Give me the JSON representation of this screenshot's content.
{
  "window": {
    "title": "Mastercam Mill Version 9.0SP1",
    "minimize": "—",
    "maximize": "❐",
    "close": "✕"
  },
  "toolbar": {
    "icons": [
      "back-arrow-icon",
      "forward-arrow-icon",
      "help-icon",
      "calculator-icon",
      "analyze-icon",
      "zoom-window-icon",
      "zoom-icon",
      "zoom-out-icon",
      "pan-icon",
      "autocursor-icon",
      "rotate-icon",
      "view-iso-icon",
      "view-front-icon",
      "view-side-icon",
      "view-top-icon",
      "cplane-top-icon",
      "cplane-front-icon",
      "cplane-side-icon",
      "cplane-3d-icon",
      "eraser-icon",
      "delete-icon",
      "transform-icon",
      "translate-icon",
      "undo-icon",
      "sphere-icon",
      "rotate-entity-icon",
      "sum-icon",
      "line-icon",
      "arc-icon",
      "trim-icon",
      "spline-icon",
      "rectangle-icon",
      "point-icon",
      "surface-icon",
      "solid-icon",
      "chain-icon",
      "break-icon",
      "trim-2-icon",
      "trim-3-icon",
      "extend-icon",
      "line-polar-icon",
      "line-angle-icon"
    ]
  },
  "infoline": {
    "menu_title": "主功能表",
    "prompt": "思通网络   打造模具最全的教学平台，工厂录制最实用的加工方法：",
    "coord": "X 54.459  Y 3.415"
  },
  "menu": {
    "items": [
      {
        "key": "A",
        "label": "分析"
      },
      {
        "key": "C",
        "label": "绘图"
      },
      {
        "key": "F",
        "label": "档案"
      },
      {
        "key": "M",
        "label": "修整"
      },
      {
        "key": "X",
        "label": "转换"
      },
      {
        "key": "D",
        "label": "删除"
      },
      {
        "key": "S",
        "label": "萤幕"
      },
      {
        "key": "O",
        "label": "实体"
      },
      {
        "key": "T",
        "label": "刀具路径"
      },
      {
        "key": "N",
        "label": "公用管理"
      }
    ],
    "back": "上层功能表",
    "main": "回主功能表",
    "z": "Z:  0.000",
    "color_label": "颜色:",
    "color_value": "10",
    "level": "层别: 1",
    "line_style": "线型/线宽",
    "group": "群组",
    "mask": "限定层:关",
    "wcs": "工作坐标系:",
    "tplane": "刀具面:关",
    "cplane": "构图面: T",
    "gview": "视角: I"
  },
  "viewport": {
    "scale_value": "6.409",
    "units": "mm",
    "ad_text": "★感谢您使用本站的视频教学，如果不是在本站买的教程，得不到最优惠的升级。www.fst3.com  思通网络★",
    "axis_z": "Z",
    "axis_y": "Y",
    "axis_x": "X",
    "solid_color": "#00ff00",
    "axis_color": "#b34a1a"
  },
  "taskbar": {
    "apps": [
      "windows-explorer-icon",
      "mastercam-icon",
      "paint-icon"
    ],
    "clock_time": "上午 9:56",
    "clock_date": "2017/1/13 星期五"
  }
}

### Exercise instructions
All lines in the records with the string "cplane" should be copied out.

### Task solution
      "cplane-top-icon",
      "cplane-front-icon",
      "cplane-side-icon",
      "cplane-3d-icon",
    "cplane": "构图面: T",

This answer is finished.